Dataset extract.

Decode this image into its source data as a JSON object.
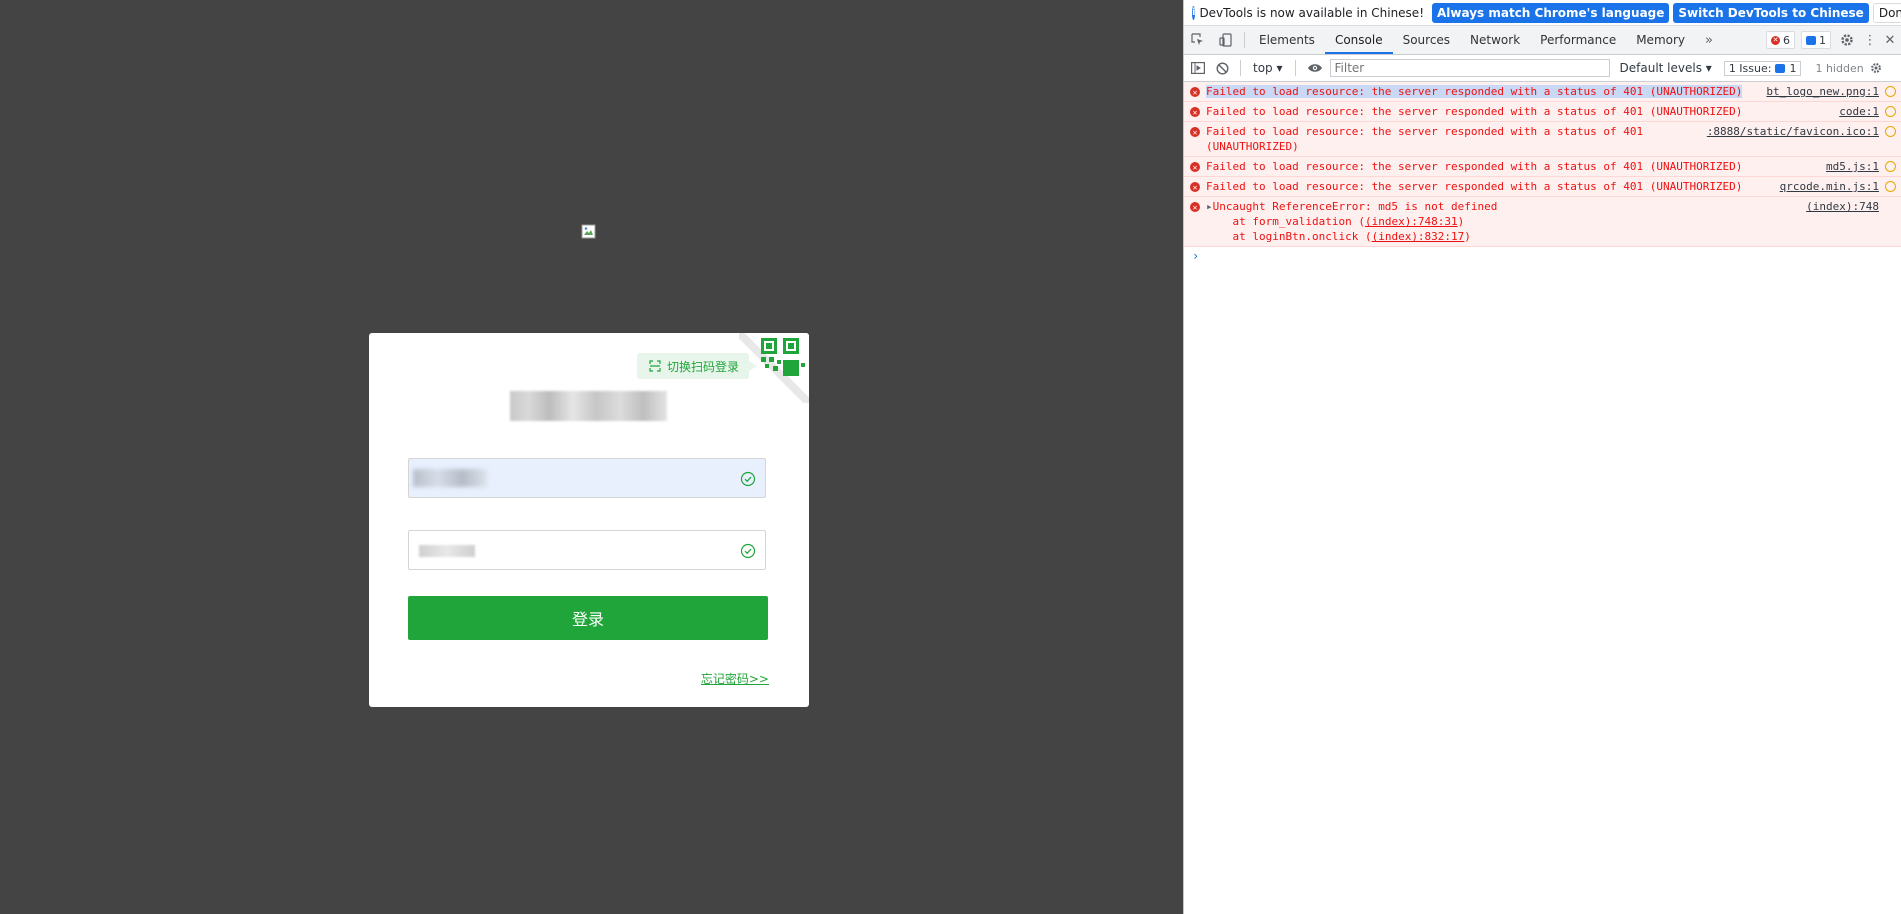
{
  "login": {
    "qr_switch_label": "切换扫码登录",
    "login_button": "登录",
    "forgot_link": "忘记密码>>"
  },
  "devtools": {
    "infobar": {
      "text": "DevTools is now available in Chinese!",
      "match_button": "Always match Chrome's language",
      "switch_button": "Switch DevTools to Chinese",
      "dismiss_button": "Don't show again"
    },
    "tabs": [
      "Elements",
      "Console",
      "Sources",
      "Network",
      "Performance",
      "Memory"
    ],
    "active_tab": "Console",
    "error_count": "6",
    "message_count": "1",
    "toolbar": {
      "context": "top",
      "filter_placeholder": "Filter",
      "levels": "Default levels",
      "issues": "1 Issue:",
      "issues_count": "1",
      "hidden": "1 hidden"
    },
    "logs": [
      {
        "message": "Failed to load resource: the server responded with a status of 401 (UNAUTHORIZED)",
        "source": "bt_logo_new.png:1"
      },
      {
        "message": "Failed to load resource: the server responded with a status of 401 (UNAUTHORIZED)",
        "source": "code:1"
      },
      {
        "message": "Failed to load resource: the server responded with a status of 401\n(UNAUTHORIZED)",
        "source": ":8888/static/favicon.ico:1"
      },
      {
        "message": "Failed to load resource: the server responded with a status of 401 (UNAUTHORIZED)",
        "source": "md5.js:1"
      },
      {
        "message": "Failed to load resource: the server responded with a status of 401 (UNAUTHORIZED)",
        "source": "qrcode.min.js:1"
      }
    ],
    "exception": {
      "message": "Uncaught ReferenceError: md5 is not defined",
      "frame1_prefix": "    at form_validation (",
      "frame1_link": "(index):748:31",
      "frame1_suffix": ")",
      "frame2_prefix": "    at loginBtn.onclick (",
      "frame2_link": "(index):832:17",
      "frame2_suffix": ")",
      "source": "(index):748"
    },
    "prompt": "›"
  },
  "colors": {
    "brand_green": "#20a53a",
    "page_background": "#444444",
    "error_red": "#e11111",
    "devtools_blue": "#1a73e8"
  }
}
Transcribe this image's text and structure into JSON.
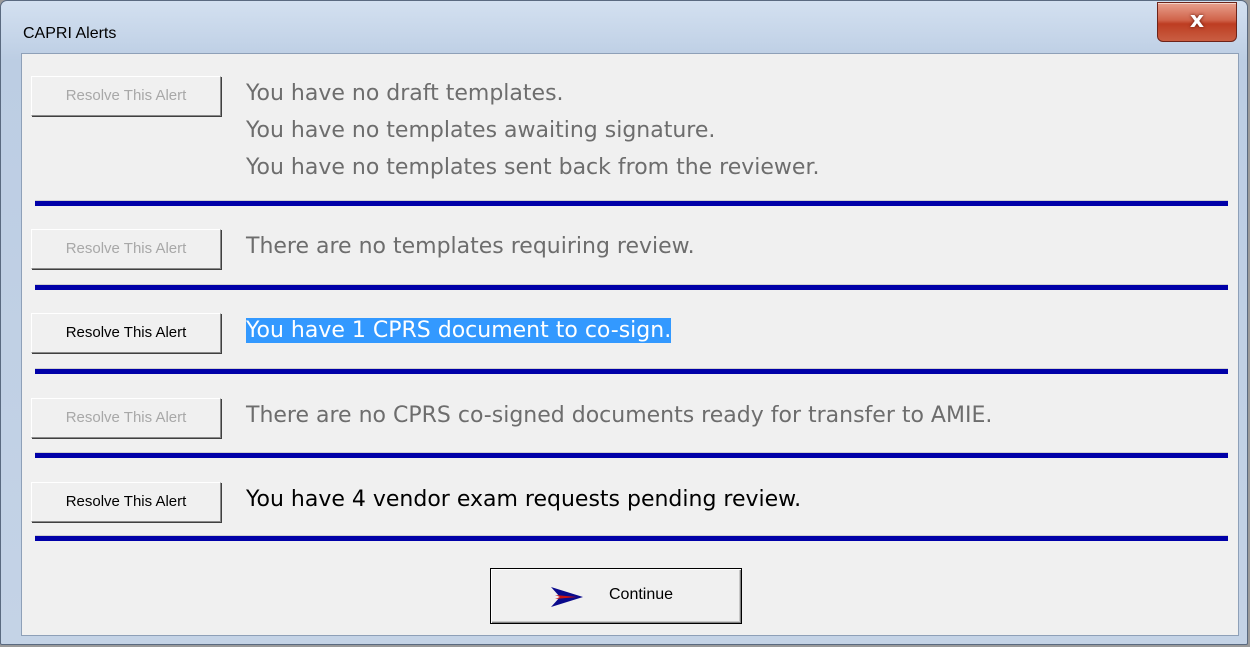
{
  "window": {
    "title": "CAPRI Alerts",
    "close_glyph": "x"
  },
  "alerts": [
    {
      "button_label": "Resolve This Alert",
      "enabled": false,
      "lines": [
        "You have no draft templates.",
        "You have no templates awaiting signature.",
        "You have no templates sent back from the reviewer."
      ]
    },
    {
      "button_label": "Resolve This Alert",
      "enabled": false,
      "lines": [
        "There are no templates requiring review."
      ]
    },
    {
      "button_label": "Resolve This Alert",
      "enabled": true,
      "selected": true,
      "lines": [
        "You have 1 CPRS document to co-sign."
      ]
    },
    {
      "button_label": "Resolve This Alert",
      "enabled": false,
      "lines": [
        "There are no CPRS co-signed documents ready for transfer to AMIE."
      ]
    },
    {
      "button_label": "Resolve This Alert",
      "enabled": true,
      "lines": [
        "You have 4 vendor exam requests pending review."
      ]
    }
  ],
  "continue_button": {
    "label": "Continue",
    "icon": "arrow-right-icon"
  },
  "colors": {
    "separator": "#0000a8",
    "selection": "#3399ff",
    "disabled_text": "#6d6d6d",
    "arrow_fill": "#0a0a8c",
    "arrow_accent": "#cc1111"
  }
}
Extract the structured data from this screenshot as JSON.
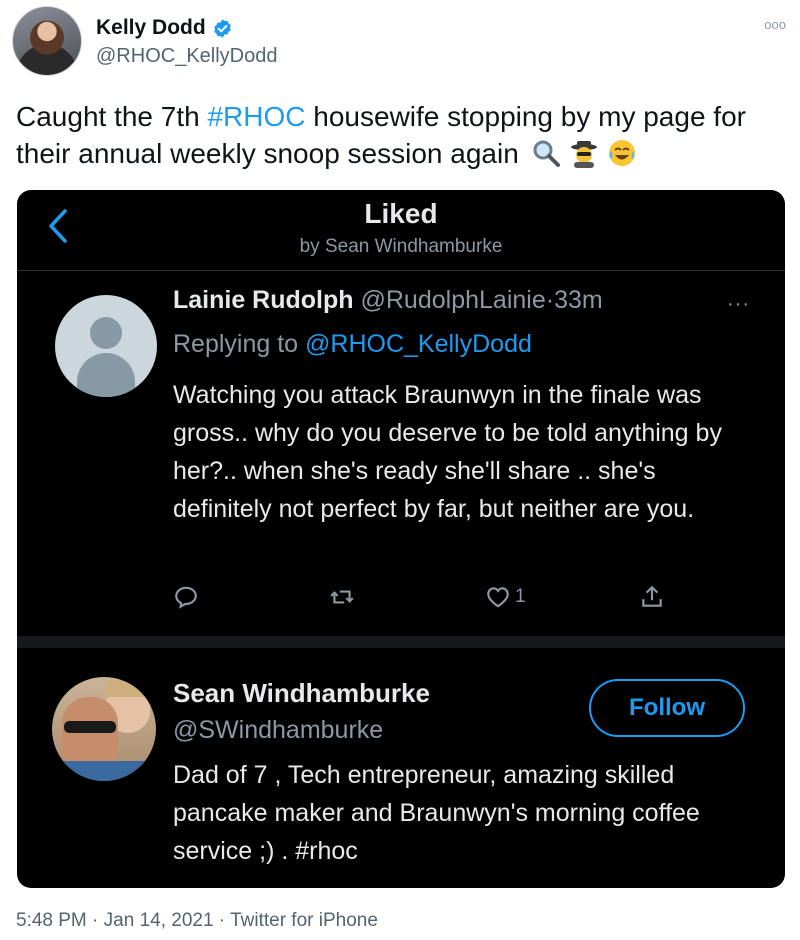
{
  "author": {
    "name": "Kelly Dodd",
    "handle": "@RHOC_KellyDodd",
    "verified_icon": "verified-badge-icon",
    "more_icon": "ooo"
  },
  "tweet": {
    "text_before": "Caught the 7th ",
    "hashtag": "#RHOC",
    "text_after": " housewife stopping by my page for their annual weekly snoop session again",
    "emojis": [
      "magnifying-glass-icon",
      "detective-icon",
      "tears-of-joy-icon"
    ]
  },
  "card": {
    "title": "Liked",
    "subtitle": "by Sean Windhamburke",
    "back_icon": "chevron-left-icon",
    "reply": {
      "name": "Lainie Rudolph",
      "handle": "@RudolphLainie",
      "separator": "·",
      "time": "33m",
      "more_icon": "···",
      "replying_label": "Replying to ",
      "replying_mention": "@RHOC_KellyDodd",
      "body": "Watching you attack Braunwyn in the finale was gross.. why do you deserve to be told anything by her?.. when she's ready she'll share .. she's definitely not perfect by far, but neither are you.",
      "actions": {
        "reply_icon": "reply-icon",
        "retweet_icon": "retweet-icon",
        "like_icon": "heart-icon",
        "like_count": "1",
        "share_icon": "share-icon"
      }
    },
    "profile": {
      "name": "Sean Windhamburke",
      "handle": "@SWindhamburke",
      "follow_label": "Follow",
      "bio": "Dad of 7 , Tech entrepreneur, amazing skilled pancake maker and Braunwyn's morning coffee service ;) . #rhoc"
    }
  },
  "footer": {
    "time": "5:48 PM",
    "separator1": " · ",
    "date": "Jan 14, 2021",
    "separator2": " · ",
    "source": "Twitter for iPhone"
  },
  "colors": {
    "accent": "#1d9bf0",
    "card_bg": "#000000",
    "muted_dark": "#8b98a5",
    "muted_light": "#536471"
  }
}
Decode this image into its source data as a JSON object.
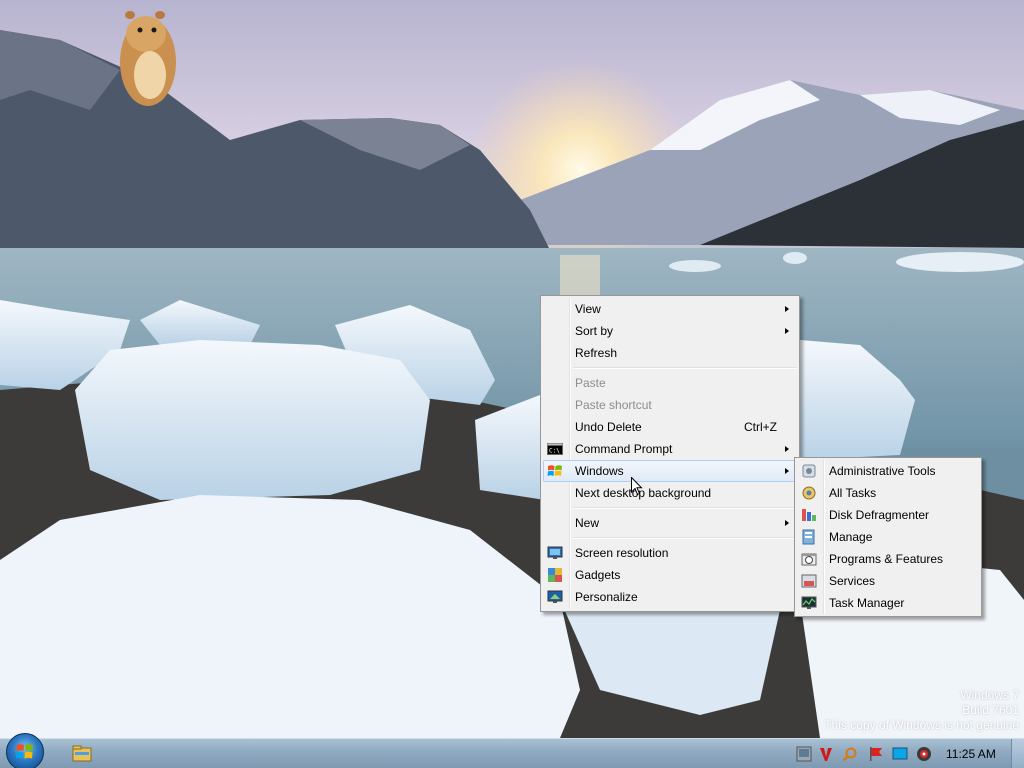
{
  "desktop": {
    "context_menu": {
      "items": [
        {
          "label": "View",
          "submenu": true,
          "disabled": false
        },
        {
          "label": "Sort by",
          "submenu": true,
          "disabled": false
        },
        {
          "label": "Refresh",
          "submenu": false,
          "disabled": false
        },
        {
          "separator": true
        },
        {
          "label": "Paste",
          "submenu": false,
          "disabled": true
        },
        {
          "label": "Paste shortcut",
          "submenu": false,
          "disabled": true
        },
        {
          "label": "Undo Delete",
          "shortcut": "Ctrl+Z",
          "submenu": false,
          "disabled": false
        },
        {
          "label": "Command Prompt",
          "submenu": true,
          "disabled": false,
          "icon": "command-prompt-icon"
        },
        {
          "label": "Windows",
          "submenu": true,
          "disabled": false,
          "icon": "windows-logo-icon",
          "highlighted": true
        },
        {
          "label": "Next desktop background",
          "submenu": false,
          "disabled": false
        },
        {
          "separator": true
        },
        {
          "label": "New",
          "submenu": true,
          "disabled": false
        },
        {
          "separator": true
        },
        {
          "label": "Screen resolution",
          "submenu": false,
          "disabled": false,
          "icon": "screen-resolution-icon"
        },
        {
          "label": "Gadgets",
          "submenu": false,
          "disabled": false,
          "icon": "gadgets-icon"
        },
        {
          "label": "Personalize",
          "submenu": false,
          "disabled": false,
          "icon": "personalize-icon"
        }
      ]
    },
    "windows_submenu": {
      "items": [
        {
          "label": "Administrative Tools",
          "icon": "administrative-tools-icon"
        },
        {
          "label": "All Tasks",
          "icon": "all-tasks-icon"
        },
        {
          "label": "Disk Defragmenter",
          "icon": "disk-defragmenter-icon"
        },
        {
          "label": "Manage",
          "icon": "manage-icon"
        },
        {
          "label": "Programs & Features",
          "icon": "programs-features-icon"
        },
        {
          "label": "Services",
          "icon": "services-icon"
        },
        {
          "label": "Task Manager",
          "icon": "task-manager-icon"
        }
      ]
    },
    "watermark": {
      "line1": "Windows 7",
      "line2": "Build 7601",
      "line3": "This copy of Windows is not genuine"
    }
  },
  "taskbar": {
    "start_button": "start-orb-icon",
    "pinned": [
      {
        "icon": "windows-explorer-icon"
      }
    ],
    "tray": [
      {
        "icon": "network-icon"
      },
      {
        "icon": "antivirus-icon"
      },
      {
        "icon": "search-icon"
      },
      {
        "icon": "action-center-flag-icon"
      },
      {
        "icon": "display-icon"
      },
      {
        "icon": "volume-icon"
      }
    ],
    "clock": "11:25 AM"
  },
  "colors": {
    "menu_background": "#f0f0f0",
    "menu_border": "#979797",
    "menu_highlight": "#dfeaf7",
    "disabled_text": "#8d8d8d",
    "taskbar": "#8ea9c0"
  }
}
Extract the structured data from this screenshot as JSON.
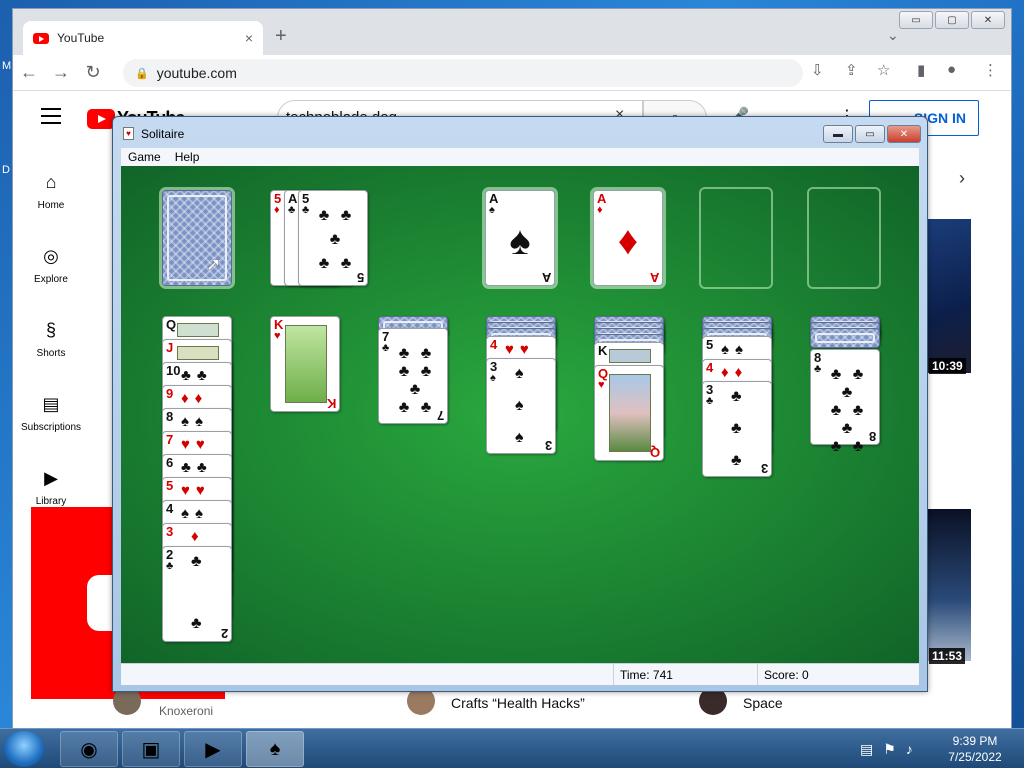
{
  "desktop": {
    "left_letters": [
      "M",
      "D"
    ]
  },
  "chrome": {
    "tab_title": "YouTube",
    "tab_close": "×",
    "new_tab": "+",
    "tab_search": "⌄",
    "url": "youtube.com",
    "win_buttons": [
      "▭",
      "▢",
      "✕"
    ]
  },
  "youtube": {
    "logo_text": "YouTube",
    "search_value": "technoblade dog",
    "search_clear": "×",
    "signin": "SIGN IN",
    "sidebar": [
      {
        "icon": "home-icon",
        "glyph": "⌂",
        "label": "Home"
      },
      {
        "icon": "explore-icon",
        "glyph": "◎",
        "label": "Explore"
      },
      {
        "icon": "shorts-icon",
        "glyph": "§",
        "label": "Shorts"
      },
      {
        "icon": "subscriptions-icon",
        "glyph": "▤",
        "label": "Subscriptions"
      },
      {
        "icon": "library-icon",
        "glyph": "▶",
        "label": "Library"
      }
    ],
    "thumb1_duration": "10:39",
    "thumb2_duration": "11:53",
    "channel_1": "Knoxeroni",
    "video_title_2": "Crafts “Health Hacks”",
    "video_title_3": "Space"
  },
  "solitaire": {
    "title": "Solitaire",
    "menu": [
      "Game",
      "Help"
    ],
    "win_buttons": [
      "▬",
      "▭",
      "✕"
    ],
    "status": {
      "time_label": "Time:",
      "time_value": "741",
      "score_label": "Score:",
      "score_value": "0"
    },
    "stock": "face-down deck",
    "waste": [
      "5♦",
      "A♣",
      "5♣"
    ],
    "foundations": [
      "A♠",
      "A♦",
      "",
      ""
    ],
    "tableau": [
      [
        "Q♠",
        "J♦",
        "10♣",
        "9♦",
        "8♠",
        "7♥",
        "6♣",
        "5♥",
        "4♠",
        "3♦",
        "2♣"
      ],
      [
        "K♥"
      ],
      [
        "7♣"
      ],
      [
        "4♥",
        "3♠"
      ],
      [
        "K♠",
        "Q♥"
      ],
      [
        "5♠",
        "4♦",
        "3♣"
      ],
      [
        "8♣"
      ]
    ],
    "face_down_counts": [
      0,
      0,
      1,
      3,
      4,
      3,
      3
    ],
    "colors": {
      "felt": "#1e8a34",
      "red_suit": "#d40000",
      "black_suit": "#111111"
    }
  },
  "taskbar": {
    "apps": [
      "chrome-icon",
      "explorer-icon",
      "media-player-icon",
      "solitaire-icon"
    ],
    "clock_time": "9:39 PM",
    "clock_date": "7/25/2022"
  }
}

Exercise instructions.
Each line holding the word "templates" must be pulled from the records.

Task solution.
        "You have no draft templates.",
        "You have no templates awaiting signature.",
        "You have no templates sent back from the reviewer."
        "There are no templates requiring review."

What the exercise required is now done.